▶ **Brief**
Reduce the material below to its lines containing "Blue".

▶ **Input**
- - - -

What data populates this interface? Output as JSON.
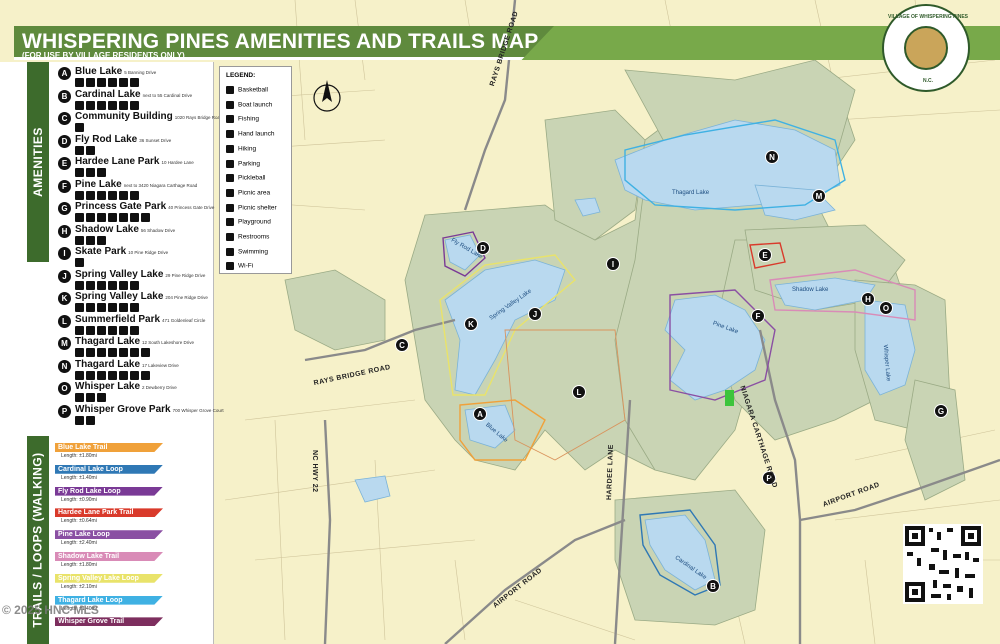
{
  "title": "WHISPERING PINES AMENITIES AND TRAILS MAP",
  "subtitle": "(FOR USE BY VILLAGE RESIDENTS ONLY)",
  "side_tabs": {
    "amenities": "AMENITIES",
    "trails": "TRAILS / LOOPS (WALKING)"
  },
  "amenities": [
    {
      "letter": "A",
      "name": "Blue Lake",
      "addr": "5 Banning Drive",
      "icons": 6
    },
    {
      "letter": "B",
      "name": "Cardinal Lake",
      "addr": "next to 55 Cardinal Drive",
      "icons": 6
    },
    {
      "letter": "C",
      "name": "Community Building",
      "addr": "1020 Rays Bridge Road",
      "icons": 1
    },
    {
      "letter": "D",
      "name": "Fly Rod Lake",
      "addr": "36 Sunset Drive",
      "icons": 2
    },
    {
      "letter": "E",
      "name": "Hardee Lane Park",
      "addr": "10 Hardee Lane",
      "icons": 3
    },
    {
      "letter": "F",
      "name": "Pine Lake",
      "addr": "next to 3420 Niagara Carthage Road",
      "icons": 6
    },
    {
      "letter": "G",
      "name": "Princess Gate Park",
      "addr": "40 Princess Gate Drive",
      "icons": 7
    },
    {
      "letter": "H",
      "name": "Shadow Lake",
      "addr": "56 Shadow Drive",
      "icons": 3
    },
    {
      "letter": "I",
      "name": "Skate Park",
      "addr": "10 Pine Ridge Drive",
      "icons": 1
    },
    {
      "letter": "J",
      "name": "Spring Valley Lake",
      "addr": "29 Pine Ridge Drive",
      "icons": 6
    },
    {
      "letter": "K",
      "name": "Spring Valley Lake",
      "addr": "204 Pine Ridge Drive",
      "icons": 6
    },
    {
      "letter": "L",
      "name": "Summerfield Park",
      "addr": "471 Goldenleaf Circle",
      "icons": 6
    },
    {
      "letter": "M",
      "name": "Thagard Lake",
      "addr": "12 South Lakeshore Drive",
      "icons": 7
    },
    {
      "letter": "N",
      "name": "Thagard Lake",
      "addr": "17 Lakeview Drive",
      "icons": 7
    },
    {
      "letter": "O",
      "name": "Whisper Lake",
      "addr": "2 Dewberry Drive",
      "icons": 3
    },
    {
      "letter": "P",
      "name": "Whisper Grove Park",
      "addr": "700 Whisper Grove Court",
      "icons": 2
    }
  ],
  "trails": [
    {
      "name": "Blue Lake Trail",
      "length": "Length: ±1.80mi",
      "color": "#f0a13a"
    },
    {
      "name": "Cardinal Lake Loop",
      "length": "Length: ±1.40mi",
      "color": "#2f78b5"
    },
    {
      "name": "Fly Rod Lake Loop",
      "length": "Length: ±0.90mi",
      "color": "#7a3a96"
    },
    {
      "name": "Hardee Lane Park Trail",
      "length": "Length: ±0.64mi",
      "color": "#d93a2b"
    },
    {
      "name": "Pine Lake Loop",
      "length": "Length: ±2.40mi",
      "color": "#8a4fa3"
    },
    {
      "name": "Shadow Lake Trail",
      "length": "Length: ±1.80mi",
      "color": "#d98bb7"
    },
    {
      "name": "Spring Valley Lake Loop",
      "length": "Length: ±2.10mi",
      "color": "#e9e36a"
    },
    {
      "name": "Thagard Lake Loop",
      "length": "Length: ±1.40mi",
      "color": "#3fb1e3"
    },
    {
      "name": "Whisper Grove Trail",
      "length": "",
      "color": "#7d2e5e"
    }
  ],
  "legend": {
    "heading": "LEGEND:",
    "items": [
      "Basketball",
      "Boat launch",
      "Fishing",
      "Hand launch",
      "Hiking",
      "Parking",
      "Pickleball",
      "Picnic area",
      "Picnic shelter",
      "Playground",
      "Restrooms",
      "Swimming",
      "Wi-Fi"
    ]
  },
  "roads": {
    "rays_bridge_1": "RAYS BRIDGE ROAD",
    "rays_bridge_2": "RAYS BRIDGE ROAD",
    "niagara": "NIAGARA CARTHAGE ROAD",
    "hardee": "HARDEE LANE",
    "nc22": "NC HWY 22",
    "airport_1": "AIRPORT ROAD",
    "airport_2": "AIRPORT ROAD"
  },
  "lakes": {
    "thagard": "Thagard Lake",
    "shadow": "Shadow Lake",
    "pine": "Pine Lake",
    "spring_valley": "Spring Valley Lake",
    "whisper": "Whisper Lake",
    "fly_rod": "Fly Rod Lake",
    "blue": "Blue Lake",
    "cardinal": "Cardinal Lake"
  },
  "seal": {
    "top": "VILLAGE OF WHISPERING PINES",
    "bottom": "N.C."
  },
  "compass": "N",
  "copyright": "© 2025 HNC MLS",
  "colors": {
    "title_bg": "#5f8a3d",
    "map_bg": "#f6f1c9",
    "developed": "#c9d4b4",
    "water": "#b9d9ef",
    "dark_green": "#3d6b2c"
  }
}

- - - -

▶ **Written response**
      "name": "Blue Lake",
      "name": "Blue Lake Trail",
    "blue": "Blue Lake",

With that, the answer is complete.